This production of Anna Karenina at the Arcola Theatre is a revival of one from 1992 by Shared Experience, presented here by The Piano Removal Company, a new company formed out of a recently graduating group from the Birmingham School of Acting, whose final show there was this. Helen Edmundson’s adaptation of Leo Tolstoy’s novel reworks the story into a conversation between the two central characters of Anna and Levin as they debate freedom versus duty whilst their stories are told in rapidly-played episodes, hers of pursuing an illicit love at the expense of her son and her position in society and his of trying to find meaning in life, even if it means losing the chance to love.
Director Max Webster wears his previous connections to Complicite on his sleeve and the resulting visual aesthetic therefore feels quite familiar: the swift scene changes and multiple role-playing, the exaggerated physicality of much of the movement and moments of striking imagery through simply used props. It works well, creating some elegant scenes of candlelit beauty, spotlit conversations and paper snowfalls as well as working in a wry sense of humour with Vronsky’s omnipresence. But there is just so much of this physical staging with its relentless changes which doesn’t always add value to the production and pad out the running time unnecessarily.
This energy in the storytelling fits in with the attempt to create a timeless feel rather than a strictly observed period drama, something the sound and live music also worked at with varying results. Melodic passages of guitar strumming and piano runs were fine, but a rendition of Bob Dylan’s ‘Don’t Think Twice It’s Alright’ jarred where the acapella singing of a Russian peasant folk song with a whirling foot-stamping dance proved much more stirring and perhaps evidence of some overthinking. And Edmundson’s adaptation could withstand some pruning, it takes a long time to get not very far in the second half.

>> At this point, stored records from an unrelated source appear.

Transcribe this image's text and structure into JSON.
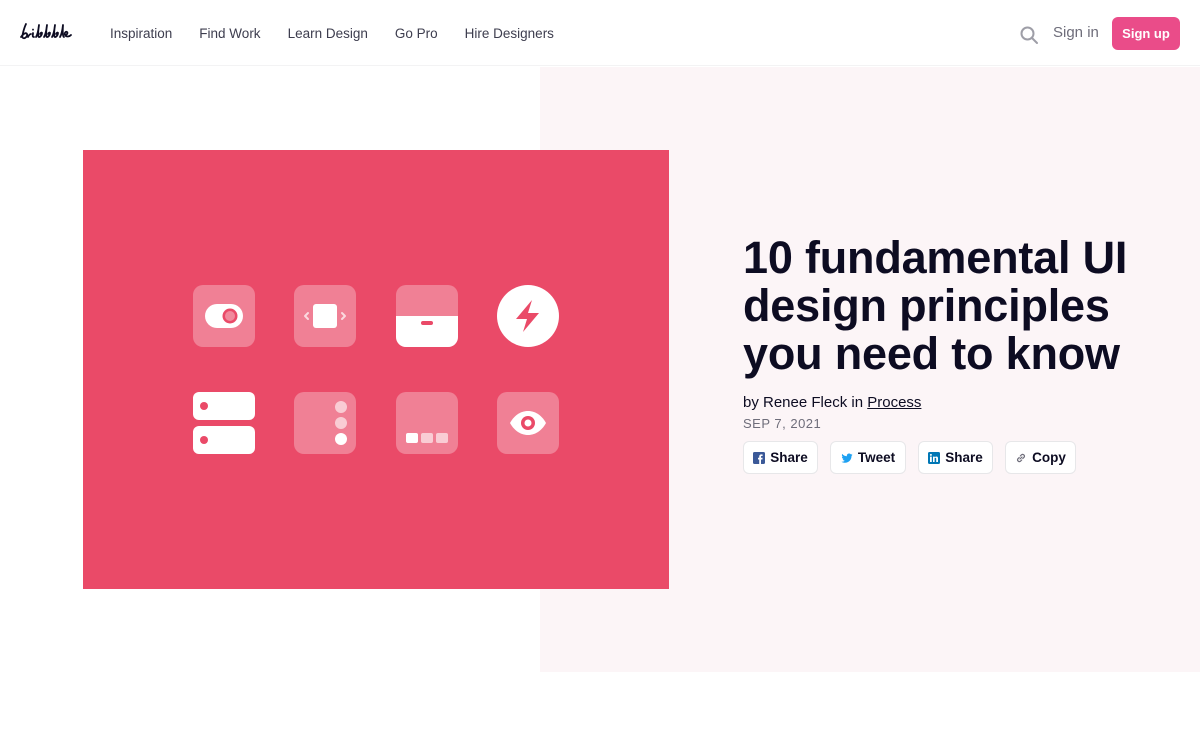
{
  "header": {
    "logo_text": "dribbble",
    "nav": [
      "Inspiration",
      "Find Work",
      "Learn Design",
      "Go Pro",
      "Hire Designers"
    ],
    "sign_in": "Sign in",
    "sign_up": "Sign up",
    "search_icon": "search-icon",
    "brand_color": "#ea4c89"
  },
  "hero": {
    "image_color": "#ea4a68",
    "icons": [
      "toggle-icon",
      "carousel-icon",
      "card-icon",
      "lightning-icon",
      "list-icon",
      "pagination-dots-icon",
      "progress-icon",
      "eye-icon"
    ]
  },
  "article": {
    "title": "10 fundamental UI design principles you need to know",
    "byline_prefix": "by Renee Fleck in",
    "category": "Process",
    "date": "SEP 7, 2021",
    "share_buttons": [
      {
        "icon": "facebook-icon",
        "label": "Share"
      },
      {
        "icon": "twitter-icon",
        "label": "Tweet"
      },
      {
        "icon": "linkedin-icon",
        "label": "Share"
      },
      {
        "icon": "link-icon",
        "label": "Copy"
      }
    ]
  }
}
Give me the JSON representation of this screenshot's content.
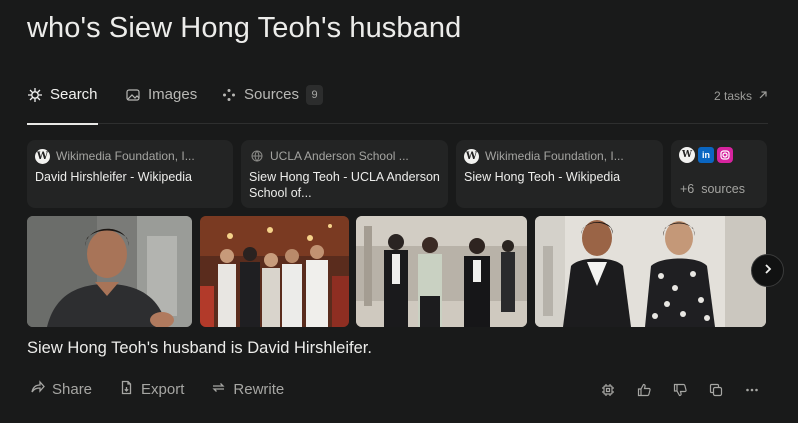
{
  "query": "who's Siew Hong Teoh's husband",
  "tabs": [
    {
      "label": "Search",
      "icon": "search-spark-icon",
      "active": true
    },
    {
      "label": "Images",
      "icon": "image-icon",
      "active": false
    },
    {
      "label": "Sources",
      "icon": "sources-icon",
      "active": false,
      "badge": "9"
    }
  ],
  "tasks_label": "2 tasks",
  "sources": [
    {
      "site": "Wikimedia Foundation, I...",
      "title": "David Hirshleifer - Wikipedia",
      "favicon": "W"
    },
    {
      "site": "UCLA Anderson School ...",
      "title": "Siew Hong Teoh - UCLA Anderson School of...",
      "favicon": "globe"
    },
    {
      "site": "Wikimedia Foundation, I...",
      "title": "Siew Hong Teoh - Wikipedia",
      "favicon": "W"
    }
  ],
  "more_sources": {
    "count_label": "+6",
    "suffix": "sources",
    "icons": [
      "wikipedia-icon",
      "linkedin-icon",
      "instagram-icon"
    ]
  },
  "images": [
    {
      "name": "woman-portrait-image"
    },
    {
      "name": "group-ceremony-image"
    },
    {
      "name": "lawyers-walking-image"
    },
    {
      "name": "two-women-image"
    }
  ],
  "answer": "Siew Hong Teoh's husband is David Hirshleifer.",
  "actions": {
    "share": "Share",
    "export": "Export",
    "rewrite": "Rewrite"
  },
  "colors": {
    "background": "#191a1a",
    "card": "#232424",
    "text": "#ececea",
    "muted": "#a6a6a3"
  }
}
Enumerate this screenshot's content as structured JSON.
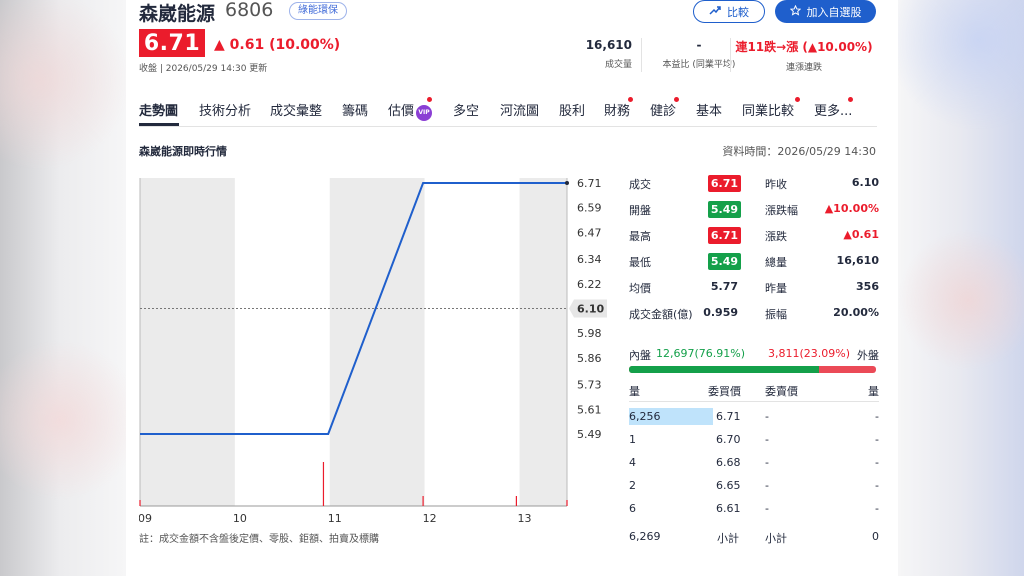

Performance-wise, there was great enthusiasm from all, Tristan Pate’s Levin standing out and Andy Rush making the most of the difficult role of Vronsky. Elizabeth Twells’ titular Anna managed a great fluidity especially when called on to play the part of a horse, but along with everyone else, the studied concentration of executing the physical language employed here sometimes hampered the depth of character portrayed, the sense of grand emotion that characterises Tolstoy’s work not always quite hitting the mark. But this is something that should come with experience and there’s enough youthful exuberance here to entertain, if not stir the soul.